The Pubs Code came into force in England and Wales in 2016, and is legislation that is meant to protect the rights of pub tenants who rent their pub from a large property owning pub company. For far too long, pub companies have been exploiting their tenants, charging inflated rents for the property and preventing them from buying their beer on the open market. Research conducted for CAMRA found that 80% of pub tenants who were ‘tied' for rent and beer to their pub company were earning less than £15,000 per year.
The Pubs Code is meant to ensure that tenants who are tied to a pub company are no worse off than tenants that are not, and also contains provisions that allow tenants to break the tie with their pub company in certain situations.

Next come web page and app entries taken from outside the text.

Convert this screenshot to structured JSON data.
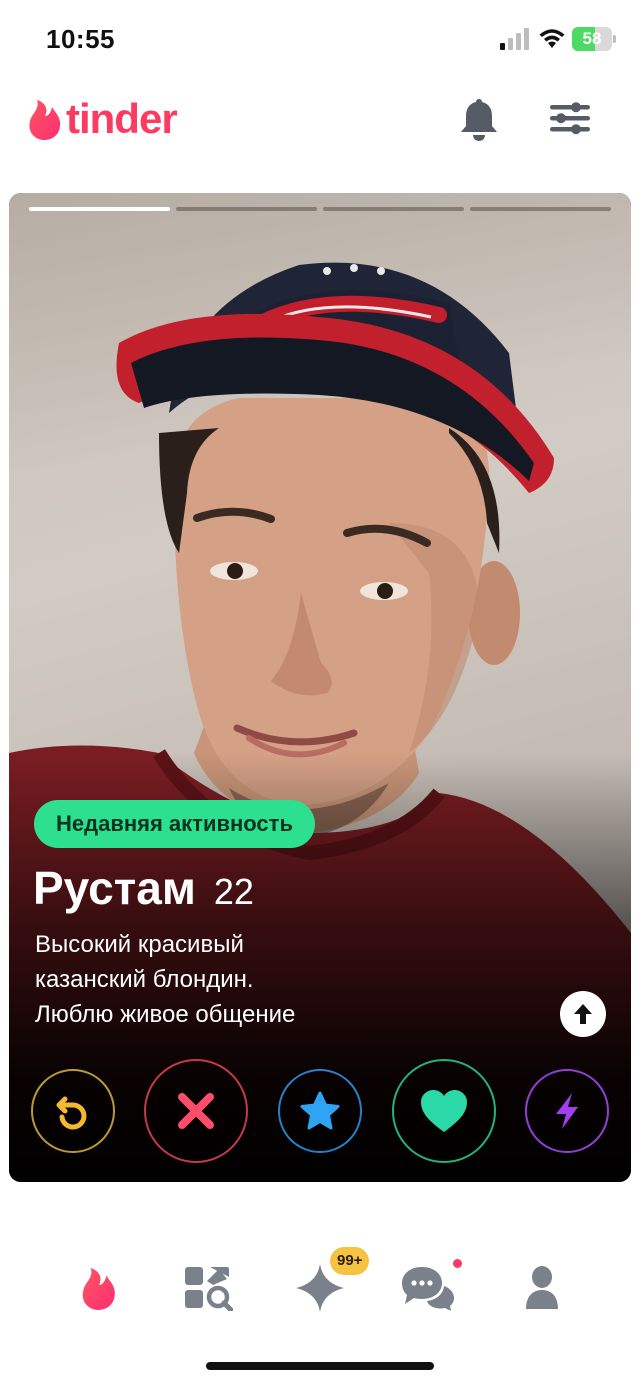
{
  "status_bar": {
    "time": "10:55",
    "battery": "58",
    "battery_level": 0.58,
    "icons": [
      "cellular-signal-icon",
      "wifi-icon",
      "battery-icon"
    ]
  },
  "header": {
    "logo_text": "tinder",
    "brand_color": "#fd3a5f",
    "icons": [
      "flame-logo-icon",
      "bell-icon",
      "filter-sliders-icon"
    ]
  },
  "card": {
    "photo_count": 4,
    "active_photo": 1,
    "activity_badge": "Недавняя активность",
    "name": "Рустам",
    "age": "22",
    "bio_lines": [
      "Высокий красивый",
      "казанский блондин.",
      "Люблю живое общение"
    ],
    "info_icon": "arrow-up-icon",
    "actions": [
      {
        "icon": "rewind-icon",
        "color": "#f5b82e"
      },
      {
        "icon": "nope-x-icon",
        "color": "#fd4d6b"
      },
      {
        "icon": "super-like-star-icon",
        "color": "#2fa4f5"
      },
      {
        "icon": "like-heart-icon",
        "color": "#2bd9a8"
      },
      {
        "icon": "boost-lightning-icon",
        "color": "#a23ef0"
      }
    ]
  },
  "bottom_nav": {
    "items": [
      "home-flame-icon",
      "explore-icon",
      "gold-sparkle-icon",
      "chat-icon",
      "profile-icon"
    ],
    "gold_badge": "99+",
    "badge_color": "#f6c242"
  }
}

There is a Pubs Code Adjudicator, who has the power to impose financial penalties on pub companies who don't follow the Code, and arbitration powers to settle disputes between pub companies and tied tenants.
Two years after the Code came into force, it is clear that some pub owning businesses are exploiting gaps in the Pubs Code and not abiding by the spirit of the legislation. CAMRA is calling on the Government to review the Pubs Code urgently to make sure that pub tenants are getting the fair deal that the Code was intended to deliver.
Please note that CAMRA cannot offer legal advice to pub tenants in relation to the Pubs Code. Publicans with questions about the Code should contact the Adjudicator directly. Contact details and more information on the Code can be found on the Pubs Code Adjudicator's website.